Even though the program is on hold, scam calls along with texts and emails are being sent to try and convince applicants that they will miss the deadline for relief if they don't apply now. One scam voicemail said in part, "Everyone is now going to get $10,000 dismissed upon income verification. If you do not verify your income, on January 1, your payments will start back up automatically."
If you go to studentaid.gov, it shows they're not taking applications. If you already applied, your application is on hold. NC Attorney General Josh Stein says borrowers need to watch out for imposters pretending to be with the Department of Education. "If ever they ask you for upfront fees, you know they are a crook because that's against the law in North Carolina.
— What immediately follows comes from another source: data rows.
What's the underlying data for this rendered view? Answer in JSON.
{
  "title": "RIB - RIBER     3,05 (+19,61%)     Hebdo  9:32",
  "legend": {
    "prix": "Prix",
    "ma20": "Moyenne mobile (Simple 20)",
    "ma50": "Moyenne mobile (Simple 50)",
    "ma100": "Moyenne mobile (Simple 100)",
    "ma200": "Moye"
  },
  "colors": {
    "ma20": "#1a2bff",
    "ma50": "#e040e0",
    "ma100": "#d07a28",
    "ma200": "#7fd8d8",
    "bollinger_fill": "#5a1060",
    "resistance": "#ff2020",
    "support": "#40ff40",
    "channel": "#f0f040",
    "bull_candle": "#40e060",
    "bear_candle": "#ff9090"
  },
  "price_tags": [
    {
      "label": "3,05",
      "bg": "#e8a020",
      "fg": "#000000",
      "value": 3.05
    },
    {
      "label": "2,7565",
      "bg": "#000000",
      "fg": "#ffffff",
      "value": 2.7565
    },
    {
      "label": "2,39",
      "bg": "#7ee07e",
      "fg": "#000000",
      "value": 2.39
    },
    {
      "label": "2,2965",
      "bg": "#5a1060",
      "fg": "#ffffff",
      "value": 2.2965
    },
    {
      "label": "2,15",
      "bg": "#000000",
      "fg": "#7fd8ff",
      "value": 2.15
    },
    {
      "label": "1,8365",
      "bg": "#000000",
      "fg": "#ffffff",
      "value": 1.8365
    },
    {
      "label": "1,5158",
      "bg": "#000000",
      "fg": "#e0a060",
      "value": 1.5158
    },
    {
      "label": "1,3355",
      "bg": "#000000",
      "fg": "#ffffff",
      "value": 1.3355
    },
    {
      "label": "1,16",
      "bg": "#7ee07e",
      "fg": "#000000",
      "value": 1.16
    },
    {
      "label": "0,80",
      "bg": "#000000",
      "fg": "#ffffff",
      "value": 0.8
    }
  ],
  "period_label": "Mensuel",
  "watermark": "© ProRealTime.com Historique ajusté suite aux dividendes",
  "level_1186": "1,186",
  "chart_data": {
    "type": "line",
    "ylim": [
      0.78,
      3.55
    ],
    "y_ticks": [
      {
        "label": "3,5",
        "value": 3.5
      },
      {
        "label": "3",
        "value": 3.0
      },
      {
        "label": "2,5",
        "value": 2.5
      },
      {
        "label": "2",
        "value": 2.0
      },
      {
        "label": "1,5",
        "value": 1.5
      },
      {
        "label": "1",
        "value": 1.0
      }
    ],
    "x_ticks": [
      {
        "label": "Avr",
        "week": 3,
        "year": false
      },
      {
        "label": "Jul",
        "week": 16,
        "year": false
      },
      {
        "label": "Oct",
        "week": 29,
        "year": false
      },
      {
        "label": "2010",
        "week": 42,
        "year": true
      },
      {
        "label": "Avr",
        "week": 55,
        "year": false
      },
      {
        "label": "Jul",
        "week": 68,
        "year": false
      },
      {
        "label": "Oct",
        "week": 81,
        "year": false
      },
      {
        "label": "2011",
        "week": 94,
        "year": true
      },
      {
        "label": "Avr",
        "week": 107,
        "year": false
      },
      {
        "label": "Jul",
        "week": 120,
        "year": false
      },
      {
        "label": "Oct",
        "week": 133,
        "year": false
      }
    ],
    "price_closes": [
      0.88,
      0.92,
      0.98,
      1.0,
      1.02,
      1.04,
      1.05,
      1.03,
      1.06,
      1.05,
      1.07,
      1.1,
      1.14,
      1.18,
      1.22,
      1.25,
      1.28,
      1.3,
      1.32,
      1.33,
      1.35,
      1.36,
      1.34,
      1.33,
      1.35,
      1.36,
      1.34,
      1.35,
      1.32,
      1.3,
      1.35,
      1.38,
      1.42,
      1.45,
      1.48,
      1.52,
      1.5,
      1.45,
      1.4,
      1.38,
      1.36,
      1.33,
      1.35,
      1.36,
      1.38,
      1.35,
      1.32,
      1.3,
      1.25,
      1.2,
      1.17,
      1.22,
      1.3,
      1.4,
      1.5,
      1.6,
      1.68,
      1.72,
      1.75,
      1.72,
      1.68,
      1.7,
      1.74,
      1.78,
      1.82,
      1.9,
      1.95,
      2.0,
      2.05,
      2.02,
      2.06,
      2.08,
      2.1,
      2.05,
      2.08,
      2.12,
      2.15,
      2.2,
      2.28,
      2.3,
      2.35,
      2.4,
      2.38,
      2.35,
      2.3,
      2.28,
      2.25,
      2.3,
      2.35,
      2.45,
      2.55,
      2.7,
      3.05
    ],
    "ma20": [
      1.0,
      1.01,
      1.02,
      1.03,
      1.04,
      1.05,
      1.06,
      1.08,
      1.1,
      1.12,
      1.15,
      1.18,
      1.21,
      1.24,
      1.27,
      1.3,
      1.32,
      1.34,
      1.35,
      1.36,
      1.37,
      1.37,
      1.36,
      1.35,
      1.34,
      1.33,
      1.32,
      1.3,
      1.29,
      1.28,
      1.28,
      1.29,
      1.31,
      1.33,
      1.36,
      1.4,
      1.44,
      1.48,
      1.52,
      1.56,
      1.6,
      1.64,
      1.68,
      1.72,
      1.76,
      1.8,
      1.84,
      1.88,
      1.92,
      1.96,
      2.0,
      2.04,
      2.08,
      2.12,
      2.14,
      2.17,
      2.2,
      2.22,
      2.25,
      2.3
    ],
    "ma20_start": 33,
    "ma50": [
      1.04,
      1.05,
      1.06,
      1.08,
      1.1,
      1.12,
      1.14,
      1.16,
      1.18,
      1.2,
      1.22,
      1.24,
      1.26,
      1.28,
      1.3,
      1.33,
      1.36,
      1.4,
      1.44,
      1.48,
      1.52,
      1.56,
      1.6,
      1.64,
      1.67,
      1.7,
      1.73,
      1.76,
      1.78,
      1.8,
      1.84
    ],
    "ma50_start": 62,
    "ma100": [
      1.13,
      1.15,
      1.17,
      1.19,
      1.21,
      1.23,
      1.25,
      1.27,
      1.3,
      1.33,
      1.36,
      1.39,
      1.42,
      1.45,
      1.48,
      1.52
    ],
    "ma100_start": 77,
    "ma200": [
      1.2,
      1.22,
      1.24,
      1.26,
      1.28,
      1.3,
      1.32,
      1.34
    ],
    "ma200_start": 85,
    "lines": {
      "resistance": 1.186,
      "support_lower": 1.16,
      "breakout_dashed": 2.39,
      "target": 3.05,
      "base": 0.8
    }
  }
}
If they're pressuring you almost for sure, they're a criminal. Don't give away your FSA, ID, or password because they can use it to try to get into your account," Stein adds.
Stein's office offered these tips to protect you:
- Never pay upfront fees to access help with your debt. Free assistance is available through your federal loan servicer. You can find out who services your loans on your Federal Student Aid account.
- Don't trust anyone pressuring you to decide quickly or if they promise instant debt relief. No company can help you speed up the federal government's student loan relief process, and legitimate companies will not use aggressive tactics to pressure you into a contract.
- Be skeptical of anyone who contacts you and claims to represent the Department of Education or your loan servicer. Never give any personal or financial information to someone who contacts you if you aren't sure. If you have any concerns, contact the DOE or your loan servicer directly.